- Opening Delimiter -
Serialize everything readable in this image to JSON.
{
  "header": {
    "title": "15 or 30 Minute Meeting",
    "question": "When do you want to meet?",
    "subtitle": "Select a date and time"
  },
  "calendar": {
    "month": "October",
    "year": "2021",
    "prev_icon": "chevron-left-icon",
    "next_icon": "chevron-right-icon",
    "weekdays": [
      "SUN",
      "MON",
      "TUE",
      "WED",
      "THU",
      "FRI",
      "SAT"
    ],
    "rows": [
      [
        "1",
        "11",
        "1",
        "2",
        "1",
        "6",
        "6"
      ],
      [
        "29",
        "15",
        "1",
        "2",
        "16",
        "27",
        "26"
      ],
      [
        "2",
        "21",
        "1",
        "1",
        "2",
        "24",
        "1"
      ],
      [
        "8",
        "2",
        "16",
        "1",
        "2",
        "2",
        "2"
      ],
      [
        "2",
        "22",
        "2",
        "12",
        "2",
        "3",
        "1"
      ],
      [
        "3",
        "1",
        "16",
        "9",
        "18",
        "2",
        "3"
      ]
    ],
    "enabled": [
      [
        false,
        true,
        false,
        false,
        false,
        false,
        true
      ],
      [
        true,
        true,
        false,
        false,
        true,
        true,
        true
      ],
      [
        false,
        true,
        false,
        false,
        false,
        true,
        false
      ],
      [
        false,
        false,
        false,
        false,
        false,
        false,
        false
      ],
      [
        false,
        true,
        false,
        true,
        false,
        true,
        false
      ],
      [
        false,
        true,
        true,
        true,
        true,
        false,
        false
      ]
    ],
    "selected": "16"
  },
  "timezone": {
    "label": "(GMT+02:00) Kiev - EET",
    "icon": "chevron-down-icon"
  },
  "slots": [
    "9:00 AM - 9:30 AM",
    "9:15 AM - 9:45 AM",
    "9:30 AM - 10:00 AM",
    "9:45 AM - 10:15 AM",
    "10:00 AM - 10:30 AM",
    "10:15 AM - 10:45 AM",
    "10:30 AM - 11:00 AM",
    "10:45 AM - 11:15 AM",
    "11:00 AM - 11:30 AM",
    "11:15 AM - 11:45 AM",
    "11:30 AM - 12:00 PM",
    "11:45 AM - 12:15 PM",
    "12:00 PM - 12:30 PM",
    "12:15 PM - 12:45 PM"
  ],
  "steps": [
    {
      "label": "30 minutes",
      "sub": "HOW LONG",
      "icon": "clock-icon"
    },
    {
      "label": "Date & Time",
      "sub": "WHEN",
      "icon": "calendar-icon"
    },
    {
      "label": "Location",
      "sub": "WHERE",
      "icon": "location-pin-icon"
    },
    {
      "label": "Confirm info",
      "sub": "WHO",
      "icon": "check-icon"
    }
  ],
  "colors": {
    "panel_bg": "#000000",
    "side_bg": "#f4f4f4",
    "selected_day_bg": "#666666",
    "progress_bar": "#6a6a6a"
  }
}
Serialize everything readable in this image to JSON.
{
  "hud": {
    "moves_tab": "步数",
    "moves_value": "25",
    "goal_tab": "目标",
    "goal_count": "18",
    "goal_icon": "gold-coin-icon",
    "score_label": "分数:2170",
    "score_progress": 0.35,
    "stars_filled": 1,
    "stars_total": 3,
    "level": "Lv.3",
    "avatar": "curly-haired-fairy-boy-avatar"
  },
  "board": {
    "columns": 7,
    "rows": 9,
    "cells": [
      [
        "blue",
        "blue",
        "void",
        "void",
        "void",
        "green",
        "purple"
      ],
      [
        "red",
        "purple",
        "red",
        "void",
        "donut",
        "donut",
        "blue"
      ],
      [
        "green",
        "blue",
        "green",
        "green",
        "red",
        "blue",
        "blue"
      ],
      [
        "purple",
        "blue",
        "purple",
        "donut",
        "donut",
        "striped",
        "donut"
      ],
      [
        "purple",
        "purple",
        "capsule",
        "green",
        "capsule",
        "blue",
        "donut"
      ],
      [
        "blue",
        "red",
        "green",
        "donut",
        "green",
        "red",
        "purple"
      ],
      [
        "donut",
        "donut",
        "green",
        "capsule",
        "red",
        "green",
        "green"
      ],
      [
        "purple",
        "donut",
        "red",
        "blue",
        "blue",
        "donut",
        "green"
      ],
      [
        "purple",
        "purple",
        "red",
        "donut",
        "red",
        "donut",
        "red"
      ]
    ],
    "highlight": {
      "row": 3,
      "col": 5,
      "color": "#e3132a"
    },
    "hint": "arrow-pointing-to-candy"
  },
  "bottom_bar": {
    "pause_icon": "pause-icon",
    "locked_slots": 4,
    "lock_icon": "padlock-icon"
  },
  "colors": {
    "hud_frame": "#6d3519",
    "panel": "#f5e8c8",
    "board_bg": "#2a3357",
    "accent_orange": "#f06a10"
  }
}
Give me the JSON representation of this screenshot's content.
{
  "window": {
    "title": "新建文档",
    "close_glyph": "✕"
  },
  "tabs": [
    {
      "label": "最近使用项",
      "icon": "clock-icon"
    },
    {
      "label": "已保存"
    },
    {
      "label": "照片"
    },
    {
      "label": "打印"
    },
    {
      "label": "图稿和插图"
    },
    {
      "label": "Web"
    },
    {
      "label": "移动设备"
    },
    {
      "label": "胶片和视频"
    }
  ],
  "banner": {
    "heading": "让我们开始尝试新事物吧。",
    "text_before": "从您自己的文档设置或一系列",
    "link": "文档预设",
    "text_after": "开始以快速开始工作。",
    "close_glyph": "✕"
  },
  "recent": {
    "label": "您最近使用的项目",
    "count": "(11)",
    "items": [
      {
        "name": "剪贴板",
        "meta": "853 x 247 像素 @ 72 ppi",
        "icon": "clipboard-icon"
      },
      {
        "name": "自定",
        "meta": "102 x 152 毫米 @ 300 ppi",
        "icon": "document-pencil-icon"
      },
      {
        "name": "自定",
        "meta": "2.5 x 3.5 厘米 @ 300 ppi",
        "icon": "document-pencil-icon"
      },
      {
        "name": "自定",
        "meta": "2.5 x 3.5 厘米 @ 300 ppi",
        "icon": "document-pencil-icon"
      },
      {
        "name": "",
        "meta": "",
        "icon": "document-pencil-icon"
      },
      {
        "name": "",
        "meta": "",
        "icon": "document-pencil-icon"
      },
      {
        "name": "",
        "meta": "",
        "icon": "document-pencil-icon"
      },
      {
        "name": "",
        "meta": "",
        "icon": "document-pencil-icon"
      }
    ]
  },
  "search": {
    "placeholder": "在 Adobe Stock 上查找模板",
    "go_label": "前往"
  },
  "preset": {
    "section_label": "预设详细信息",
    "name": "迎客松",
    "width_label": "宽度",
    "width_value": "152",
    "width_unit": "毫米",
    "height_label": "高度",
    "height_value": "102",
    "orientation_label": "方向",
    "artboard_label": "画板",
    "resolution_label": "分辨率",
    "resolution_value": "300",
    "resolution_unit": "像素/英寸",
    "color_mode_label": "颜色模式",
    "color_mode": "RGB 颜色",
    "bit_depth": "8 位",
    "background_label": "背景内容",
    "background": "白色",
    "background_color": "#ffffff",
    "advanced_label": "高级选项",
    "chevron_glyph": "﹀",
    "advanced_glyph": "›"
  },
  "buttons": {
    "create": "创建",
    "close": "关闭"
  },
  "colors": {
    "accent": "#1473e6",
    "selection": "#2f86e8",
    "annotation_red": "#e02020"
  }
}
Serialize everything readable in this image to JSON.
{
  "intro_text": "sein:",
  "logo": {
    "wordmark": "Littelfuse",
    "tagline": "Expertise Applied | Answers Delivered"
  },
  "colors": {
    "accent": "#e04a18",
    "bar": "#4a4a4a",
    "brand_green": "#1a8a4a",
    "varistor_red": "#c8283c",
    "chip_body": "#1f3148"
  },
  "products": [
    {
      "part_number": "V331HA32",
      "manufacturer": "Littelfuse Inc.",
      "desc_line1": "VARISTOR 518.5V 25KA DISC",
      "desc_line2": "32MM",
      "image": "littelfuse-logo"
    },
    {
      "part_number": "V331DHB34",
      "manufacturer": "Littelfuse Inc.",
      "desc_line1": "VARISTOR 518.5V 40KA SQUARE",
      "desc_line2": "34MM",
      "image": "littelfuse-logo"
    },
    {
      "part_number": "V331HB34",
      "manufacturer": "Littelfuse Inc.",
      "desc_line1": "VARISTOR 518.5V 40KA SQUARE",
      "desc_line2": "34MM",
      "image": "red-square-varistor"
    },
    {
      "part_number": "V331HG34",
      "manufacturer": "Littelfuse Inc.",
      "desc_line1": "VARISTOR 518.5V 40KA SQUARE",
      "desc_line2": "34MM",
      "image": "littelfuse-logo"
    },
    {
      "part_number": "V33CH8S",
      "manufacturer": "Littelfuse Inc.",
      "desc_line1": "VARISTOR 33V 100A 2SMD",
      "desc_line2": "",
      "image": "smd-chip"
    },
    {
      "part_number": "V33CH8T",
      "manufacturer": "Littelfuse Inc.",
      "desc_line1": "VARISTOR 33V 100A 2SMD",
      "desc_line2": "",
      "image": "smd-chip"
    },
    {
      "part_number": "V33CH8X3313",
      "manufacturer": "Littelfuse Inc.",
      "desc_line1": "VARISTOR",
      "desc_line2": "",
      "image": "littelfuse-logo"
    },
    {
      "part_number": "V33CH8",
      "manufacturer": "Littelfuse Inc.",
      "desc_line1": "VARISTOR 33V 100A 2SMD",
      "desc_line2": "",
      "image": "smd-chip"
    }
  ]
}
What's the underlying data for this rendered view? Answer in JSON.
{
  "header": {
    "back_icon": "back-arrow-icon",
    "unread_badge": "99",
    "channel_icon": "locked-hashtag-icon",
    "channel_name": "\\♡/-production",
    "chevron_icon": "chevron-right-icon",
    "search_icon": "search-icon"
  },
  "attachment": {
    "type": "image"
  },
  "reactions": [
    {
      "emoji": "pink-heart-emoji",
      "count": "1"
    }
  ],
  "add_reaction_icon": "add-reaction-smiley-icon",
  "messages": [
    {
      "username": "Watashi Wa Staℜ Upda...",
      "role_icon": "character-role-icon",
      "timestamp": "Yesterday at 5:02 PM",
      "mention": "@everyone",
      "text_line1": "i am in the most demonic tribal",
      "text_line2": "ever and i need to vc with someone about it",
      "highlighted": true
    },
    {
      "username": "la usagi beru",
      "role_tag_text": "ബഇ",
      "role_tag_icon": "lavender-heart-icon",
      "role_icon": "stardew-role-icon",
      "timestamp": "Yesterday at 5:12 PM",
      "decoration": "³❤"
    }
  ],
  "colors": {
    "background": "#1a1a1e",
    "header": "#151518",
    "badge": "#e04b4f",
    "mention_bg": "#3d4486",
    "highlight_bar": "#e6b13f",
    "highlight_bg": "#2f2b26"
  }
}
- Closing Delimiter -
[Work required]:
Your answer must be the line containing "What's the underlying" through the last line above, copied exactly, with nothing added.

[Output of the exercise]:
What's the underlying data for this rendered view? Answer in JSON.
{
  "header": {
    "back_icon": "back-arrow-icon",
    "unread_badge": "99",
    "channel_icon": "locked-hashtag-icon",
    "channel_name": "\\♡/-production",
    "chevron_icon": "chevron-right-icon",
    "search_icon": "search-icon"
  },
  "attachment": {
    "type": "image"
  },
  "reactions": [
    {
      "emoji": "pink-heart-emoji",
      "count": "1"
    }
  ],
  "add_reaction_icon": "add-reaction-smiley-icon",
  "messages": [
    {
      "username": "Watashi Wa Staℜ Upda...",
      "role_icon": "character-role-icon",
      "timestamp": "Yesterday at 5:02 PM",
      "mention": "@everyone",
      "text_line1": "i am in the most demonic tribal",
      "text_line2": "ever and i need to vc with someone about it",
      "highlighted": true
    },
    {
      "username": "la usagi beru",
      "role_tag_text": "ബഇ",
      "role_tag_icon": "lavender-heart-icon",
      "role_icon": "stardew-role-icon",
      "timestamp": "Yesterday at 5:12 PM",
      "decoration": "³❤"
    }
  ],
  "colors": {
    "background": "#1a1a1e",
    "header": "#151518",
    "badge": "#e04b4f",
    "mention_bg": "#3d4486",
    "highlight_bar": "#e6b13f",
    "highlight_bg": "#2f2b26"
  }
}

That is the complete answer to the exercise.